[Action item]: Output the entire listing that follows verbatim.

>>>

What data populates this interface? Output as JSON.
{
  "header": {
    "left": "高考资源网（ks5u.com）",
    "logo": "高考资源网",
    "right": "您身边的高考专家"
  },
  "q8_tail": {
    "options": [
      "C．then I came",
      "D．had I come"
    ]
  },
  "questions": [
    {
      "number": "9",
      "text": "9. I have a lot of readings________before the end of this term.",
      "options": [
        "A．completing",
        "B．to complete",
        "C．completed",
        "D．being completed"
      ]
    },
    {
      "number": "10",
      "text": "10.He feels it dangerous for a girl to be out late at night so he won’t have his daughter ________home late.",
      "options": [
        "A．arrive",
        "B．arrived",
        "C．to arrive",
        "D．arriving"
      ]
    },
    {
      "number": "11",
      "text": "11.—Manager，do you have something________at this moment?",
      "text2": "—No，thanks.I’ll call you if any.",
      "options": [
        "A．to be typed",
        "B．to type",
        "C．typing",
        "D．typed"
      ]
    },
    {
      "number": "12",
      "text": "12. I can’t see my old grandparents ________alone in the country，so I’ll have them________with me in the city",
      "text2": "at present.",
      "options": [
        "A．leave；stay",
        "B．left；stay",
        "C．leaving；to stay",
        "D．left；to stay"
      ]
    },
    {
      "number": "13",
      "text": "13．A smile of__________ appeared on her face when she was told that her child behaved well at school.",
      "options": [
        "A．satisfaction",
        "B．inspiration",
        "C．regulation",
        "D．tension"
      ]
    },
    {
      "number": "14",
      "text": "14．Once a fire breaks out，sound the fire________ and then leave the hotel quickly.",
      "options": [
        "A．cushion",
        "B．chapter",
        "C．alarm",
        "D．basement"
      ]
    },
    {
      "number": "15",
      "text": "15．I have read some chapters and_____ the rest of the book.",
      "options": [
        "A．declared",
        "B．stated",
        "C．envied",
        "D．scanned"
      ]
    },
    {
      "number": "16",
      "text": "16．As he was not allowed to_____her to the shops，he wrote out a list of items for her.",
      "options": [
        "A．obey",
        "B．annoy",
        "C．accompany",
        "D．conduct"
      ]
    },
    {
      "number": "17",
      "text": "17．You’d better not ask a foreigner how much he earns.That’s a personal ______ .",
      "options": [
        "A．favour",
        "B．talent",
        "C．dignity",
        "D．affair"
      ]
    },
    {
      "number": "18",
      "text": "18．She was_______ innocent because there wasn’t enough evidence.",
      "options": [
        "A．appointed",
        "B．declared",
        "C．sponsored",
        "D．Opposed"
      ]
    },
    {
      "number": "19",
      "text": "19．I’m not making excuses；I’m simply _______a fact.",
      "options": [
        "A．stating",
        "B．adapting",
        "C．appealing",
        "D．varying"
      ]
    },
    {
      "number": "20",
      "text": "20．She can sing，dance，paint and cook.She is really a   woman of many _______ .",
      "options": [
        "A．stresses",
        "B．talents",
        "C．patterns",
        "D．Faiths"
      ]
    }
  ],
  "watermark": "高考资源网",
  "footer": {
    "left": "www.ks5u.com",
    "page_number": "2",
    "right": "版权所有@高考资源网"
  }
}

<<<

[Reply]:
What data populates this interface? Output as JSON.
{
  "header": {
    "left": "高考资源网（ks5u.com）",
    "logo": "高考资源网",
    "right": "您身边的高考专家"
  },
  "q8_tail": {
    "options": [
      "C．then I came",
      "D．had I come"
    ]
  },
  "questions": [
    {
      "number": "9",
      "text": "9. I have a lot of readings________before the end of this term.",
      "options": [
        "A．completing",
        "B．to complete",
        "C．completed",
        "D．being completed"
      ]
    },
    {
      "number": "10",
      "text": "10.He feels it dangerous for a girl to be out late at night so he won’t have his daughter ________home late.",
      "options": [
        "A．arrive",
        "B．arrived",
        "C．to arrive",
        "D．arriving"
      ]
    },
    {
      "number": "11",
      "text": "11.—Manager，do you have something________at this moment?",
      "text2": "—No，thanks.I’ll call you if any.",
      "options": [
        "A．to be typed",
        "B．to type",
        "C．typing",
        "D．typed"
      ]
    },
    {
      "number": "12",
      "text": "12. I can’t see my old grandparents ________alone in the country，so I’ll have them________with me in the city",
      "text2": "at present.",
      "options": [
        "A．leave；stay",
        "B．left；stay",
        "C．leaving；to stay",
        "D．left；to stay"
      ]
    },
    {
      "number": "13",
      "text": "13．A smile of__________ appeared on her face when she was told that her child behaved well at school.",
      "options": [
        "A．satisfaction",
        "B．inspiration",
        "C．regulation",
        "D．tension"
      ]
    },
    {
      "number": "14",
      "text": "14．Once a fire breaks out，sound the fire________ and then leave the hotel quickly.",
      "options": [
        "A．cushion",
        "B．chapter",
        "C．alarm",
        "D．basement"
      ]
    },
    {
      "number": "15",
      "text": "15．I have read some chapters and_____ the rest of the book.",
      "options": [
        "A．declared",
        "B．stated",
        "C．envied",
        "D．scanned"
      ]
    },
    {
      "number": "16",
      "text": "16．As he was not allowed to_____her to the shops，he wrote out a list of items for her.",
      "options": [
        "A．obey",
        "B．annoy",
        "C．accompany",
        "D．conduct"
      ]
    },
    {
      "number": "17",
      "text": "17．You’d better not ask a foreigner how much he earns.That’s a personal ______ .",
      "options": [
        "A．favour",
        "B．talent",
        "C．dignity",
        "D．affair"
      ]
    },
    {
      "number": "18",
      "text": "18．She was_______ innocent because there wasn’t enough evidence.",
      "options": [
        "A．appointed",
        "B．declared",
        "C．sponsored",
        "D．Opposed"
      ]
    },
    {
      "number": "19",
      "text": "19．I’m not making excuses；I’m simply _______a fact.",
      "options": [
        "A．stating",
        "B．adapting",
        "C．appealing",
        "D．varying"
      ]
    },
    {
      "number": "20",
      "text": "20．She can sing，dance，paint and cook.She is really a   woman of many _______ .",
      "options": [
        "A．stresses",
        "B．talents",
        "C．patterns",
        "D．Faiths"
      ]
    }
  ],
  "watermark": "高考资源网",
  "footer": {
    "left": "www.ks5u.com",
    "page_number": "2",
    "right": "版权所有@高考资源网"
  }
}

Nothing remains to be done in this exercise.